Swaps continued to plummet but we have not seen any further improvements in fixed rate deals. And three-month LIBOR is now 3.79% but we have not seen any movement in tracker pricing either.

1-year money is down 0.34% at 2.57%
2-year money is down 0.31% at 2.89%
2-year money is down 0.35% at 3.05%
5-year money is down 0.37% at 3.33%

Bank of Scotland should be commended for piloting a four-month scheme to pay brokers for product transfers.
But one quirk to be aware of is that product fees must be payable on application rather than completion so brokers can’t use it as a holding option to wait and see if something better comes along.

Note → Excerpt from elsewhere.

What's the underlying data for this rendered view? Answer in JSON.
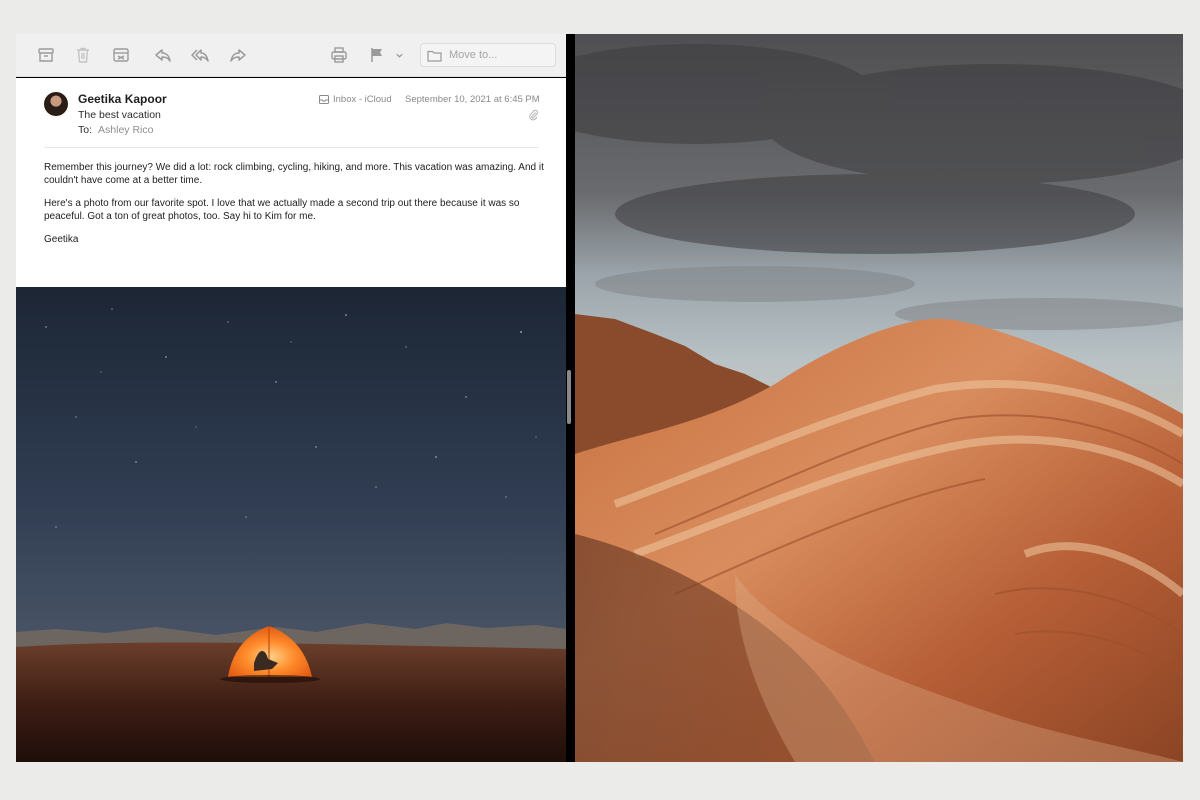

Brokers should bear that in mind before they commit clients to product fees of up to £4,499. BoS has a large number of cases on base rate minus 0.76% coming up in the next few months. Its SVR is one of the highest at 5.35%.

Is it me or is anyone else bored of the national media and politicians calling for lenders to pass base rate cuts on without understanding what this entails?

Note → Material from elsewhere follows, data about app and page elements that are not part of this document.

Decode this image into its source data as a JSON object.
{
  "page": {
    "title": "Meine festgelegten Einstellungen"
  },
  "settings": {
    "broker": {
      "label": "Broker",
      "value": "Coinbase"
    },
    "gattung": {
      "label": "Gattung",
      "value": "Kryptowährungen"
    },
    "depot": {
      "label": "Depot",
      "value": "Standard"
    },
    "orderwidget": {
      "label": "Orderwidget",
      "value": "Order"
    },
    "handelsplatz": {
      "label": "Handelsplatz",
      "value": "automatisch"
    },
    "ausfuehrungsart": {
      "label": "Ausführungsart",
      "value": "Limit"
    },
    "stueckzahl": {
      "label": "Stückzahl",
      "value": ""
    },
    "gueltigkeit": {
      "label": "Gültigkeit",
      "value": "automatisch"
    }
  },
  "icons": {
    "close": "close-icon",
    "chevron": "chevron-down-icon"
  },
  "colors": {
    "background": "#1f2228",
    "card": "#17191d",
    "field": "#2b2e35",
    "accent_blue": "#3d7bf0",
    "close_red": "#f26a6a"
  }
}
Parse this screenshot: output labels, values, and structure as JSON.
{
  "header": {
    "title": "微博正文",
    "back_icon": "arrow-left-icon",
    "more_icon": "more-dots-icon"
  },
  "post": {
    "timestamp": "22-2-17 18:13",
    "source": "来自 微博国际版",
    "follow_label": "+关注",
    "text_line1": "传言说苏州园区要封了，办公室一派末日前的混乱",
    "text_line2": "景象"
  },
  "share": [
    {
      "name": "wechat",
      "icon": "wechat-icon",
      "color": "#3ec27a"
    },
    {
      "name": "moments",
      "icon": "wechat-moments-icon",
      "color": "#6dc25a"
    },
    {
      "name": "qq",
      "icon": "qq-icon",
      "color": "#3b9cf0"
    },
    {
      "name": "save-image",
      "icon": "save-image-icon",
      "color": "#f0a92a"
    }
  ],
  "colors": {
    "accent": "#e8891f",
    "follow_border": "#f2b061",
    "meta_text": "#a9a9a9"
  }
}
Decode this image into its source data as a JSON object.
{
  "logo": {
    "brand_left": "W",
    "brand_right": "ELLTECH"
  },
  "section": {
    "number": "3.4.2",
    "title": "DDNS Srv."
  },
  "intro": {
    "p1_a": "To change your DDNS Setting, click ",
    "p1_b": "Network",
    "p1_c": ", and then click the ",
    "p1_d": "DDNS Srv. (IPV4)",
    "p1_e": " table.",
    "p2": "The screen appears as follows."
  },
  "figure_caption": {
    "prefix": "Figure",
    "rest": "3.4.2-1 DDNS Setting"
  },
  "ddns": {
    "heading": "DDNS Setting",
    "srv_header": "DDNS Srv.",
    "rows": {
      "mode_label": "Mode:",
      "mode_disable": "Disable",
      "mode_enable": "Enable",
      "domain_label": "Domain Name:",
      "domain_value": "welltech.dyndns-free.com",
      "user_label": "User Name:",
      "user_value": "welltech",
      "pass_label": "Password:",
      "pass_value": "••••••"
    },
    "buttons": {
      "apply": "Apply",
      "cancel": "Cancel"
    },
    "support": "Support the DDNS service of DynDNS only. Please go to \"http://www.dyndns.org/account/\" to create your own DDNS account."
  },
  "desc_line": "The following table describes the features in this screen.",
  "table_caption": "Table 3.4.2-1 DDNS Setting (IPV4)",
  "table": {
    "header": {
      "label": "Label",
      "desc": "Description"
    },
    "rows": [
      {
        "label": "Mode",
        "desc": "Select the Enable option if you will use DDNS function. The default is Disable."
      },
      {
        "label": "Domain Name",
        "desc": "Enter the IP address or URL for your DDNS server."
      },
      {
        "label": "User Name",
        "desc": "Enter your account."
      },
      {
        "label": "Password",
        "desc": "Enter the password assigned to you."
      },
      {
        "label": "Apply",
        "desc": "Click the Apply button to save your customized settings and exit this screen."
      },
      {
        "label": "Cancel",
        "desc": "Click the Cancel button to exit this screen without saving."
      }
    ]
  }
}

They seem to think that if lenders pass on rate cuts via their SVRs, it’s job done.

But only a small percentage of clients are on SVRs, although this figure must be growing steadily month by month. To help new borrowers, cuts must be passed on via new products.

Borrowers won’t do quite so well from last week’s base rate cut as they did from the previous one.

With so few lenders left in the market the remaining ones don’t have to compete on price. They will mop up their market share quite happily.

We can huff and puff as much as we like but lenders are out for themselves. Most survivors must be looking at an extremely profitable future with so few players left in the market.

Although rates have not come down as much as we would like, it is still worth having another look at some of the fixed rate deals signed in the spring when dual pricing was at its worst.

I am sure that for some of the lowest LTV deals it is worth borrowers paying early repayment charges and remortgaging onto new products.

But if you do this, don’t forget to make sure your files explain why borrowers are better off doing so, otherwise it will look like mis-selling.

Well done to the Royal Bank of Scotland for confirming it will provide a six-month grace period for repossessions.
I think most prime lenders do this as a matter of course these days and in practice only move more quickly on buy-to-let and sub-prime mortgages.

It was a PR masterstroke for RBS as the six-month grace period was revealed on the same day we found out how few private investors had taken up its rights issue. That way RBS isn’t seen to be biting the hand that feeds it.

Northern Rock has made the same offer, which is good news for customers in financial difficulties.

It will be interesting to see what happens with the collars on lenders’ tracker rates.

The Financial Services Authority has expressed some interest in this area but I think most lenders will do their best to stand their ground.

In my view, if lenders can prove that clients were aware of the collars because they were noted in Key Facts Illustrations or offer letters, they will have a better case than if the information was hidden in the small print.
It was good to see HSBC increase the rate on its broker- killing lifetime tracker product from 0.99% above base to 1.64%.

I think this has moved it about 0.75% closer to the nearest available broker product with no ERCs. Every little helps.
And with the Treating Customers Fairly deadline looming, if you are unsure of what to do please have a look at www.tcfinfo.co.uk. It is a great resource.